#### [About this task]
Among the records below, find the lines with the word "Date" and copy them.

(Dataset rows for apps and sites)
***
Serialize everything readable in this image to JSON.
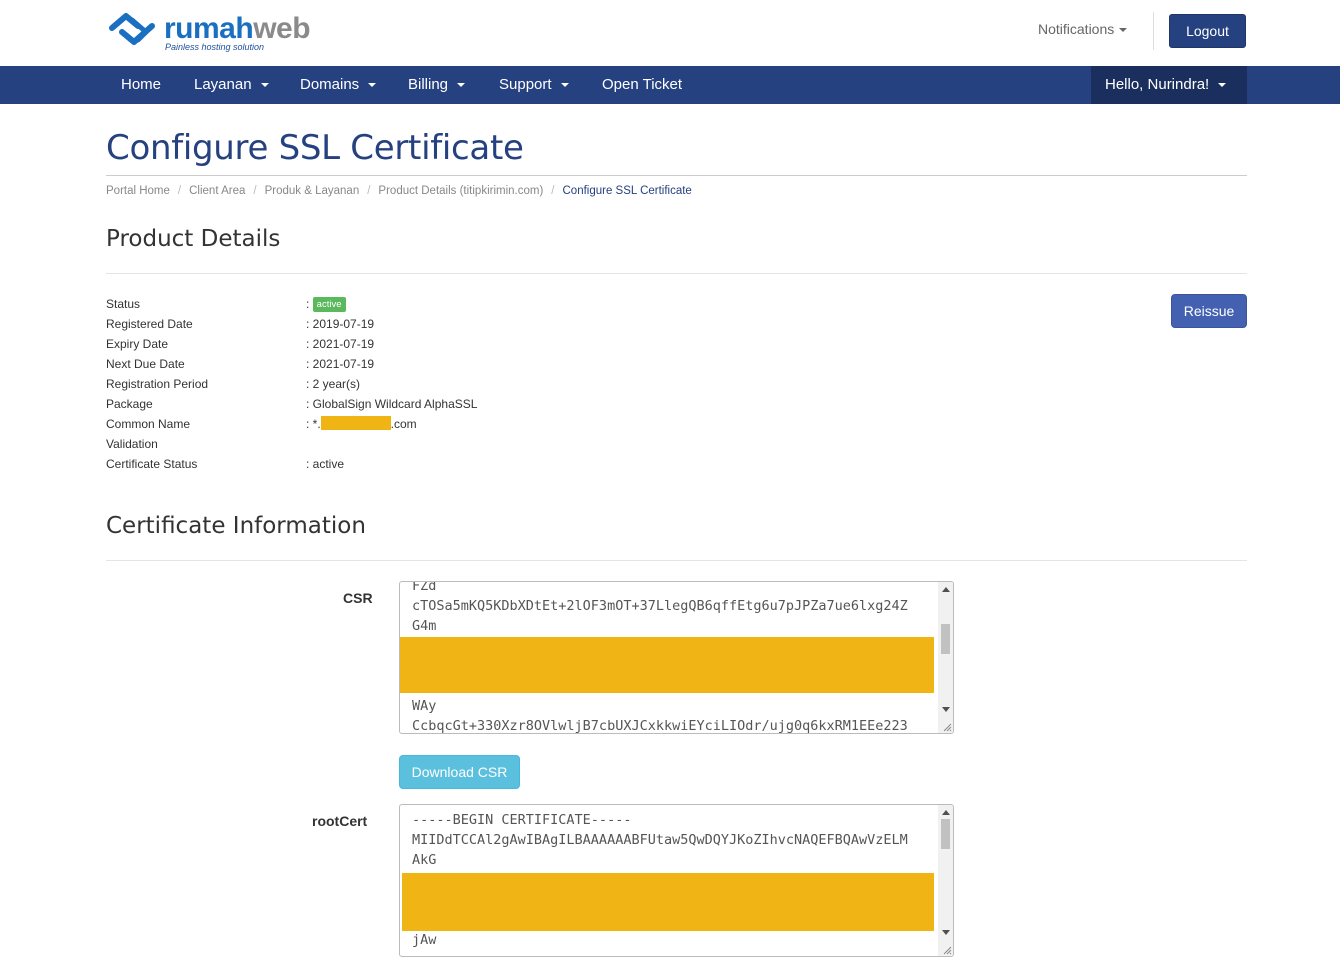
{
  "header": {
    "logo": {
      "name_part1": "rumah",
      "name_part2": "web",
      "tagline": "Painless hosting solution",
      "icon": "rumahweb-logo-icon"
    },
    "notifications_label": "Notifications",
    "logout_label": "Logout"
  },
  "nav": {
    "items": [
      {
        "label": "Home",
        "dropdown": false
      },
      {
        "label": "Layanan",
        "dropdown": true
      },
      {
        "label": "Domains",
        "dropdown": true
      },
      {
        "label": "Billing",
        "dropdown": true
      },
      {
        "label": "Support",
        "dropdown": true
      },
      {
        "label": "Open Ticket",
        "dropdown": false
      }
    ],
    "user_label": "Hello, Nurindra!"
  },
  "page": {
    "title": "Configure SSL Certificate",
    "breadcrumb": [
      "Portal Home",
      "Client Area",
      "Produk & Layanan",
      "Product Details (titipkirimin.com)",
      "Configure SSL Certificate"
    ]
  },
  "product_details": {
    "heading": "Product Details",
    "reissue_label": "Reissue",
    "rows": [
      {
        "label": "Status",
        "value": "",
        "badge": "active"
      },
      {
        "label": "Registered Date",
        "value": ": 2019-07-19"
      },
      {
        "label": "Expiry Date",
        "value": ": 2021-07-19"
      },
      {
        "label": "Next Due Date",
        "value": ": 2021-07-19"
      },
      {
        "label": "Registration Period",
        "value": ": 2 year(s)"
      },
      {
        "label": "Package",
        "value": ": GlobalSign Wildcard AlphaSSL"
      },
      {
        "label": "Common Name",
        "value_prefix": ": *.",
        "value_suffix": ".com",
        "redacted": true
      },
      {
        "label": "Validation",
        "value": ""
      },
      {
        "label": "Certificate Status",
        "value": ": active"
      }
    ]
  },
  "certificate_info": {
    "heading": "Certificate Information",
    "csr": {
      "label": "CSR",
      "lines": [
        "FZd",
        "cTOSa5mKQ5KDbXDtEt+2lOF3mOT+37LlegQB6qffEtg6u7pJPZa7ue6lxg24Z",
        "G4m",
        "",
        "",
        "",
        "WAy",
        "CcbqcGt+330Xzr8OVlwljB7cbUXJCxkkwiEYciLIOdr/ujg0q6kxRM1EEe223"
      ],
      "download_label": "Download CSR"
    },
    "root_cert": {
      "label": "rootCert",
      "lines": [
        "-----BEGIN CERTIFICATE-----",
        "MIIDdTCCAl2gAwIBAgILBAAAAAABFUtaw5QwDQYJKoZIhvcNAQEFBQAwVzELM",
        "AkG",
        "",
        "",
        "",
        "jAw"
      ]
    },
    "redaction_color": "#f0b415"
  },
  "colors": {
    "brand_navy": "#254180",
    "nav_user_bg": "#1b2f5e",
    "reissue_blue": "#4361b0",
    "download_info": "#5bc0de",
    "badge_green": "#5cb85c"
  }
}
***
#### [Your solution]
        "label": "Registered Date",
        "label": "Expiry Date",
        "label": "Next Due Date",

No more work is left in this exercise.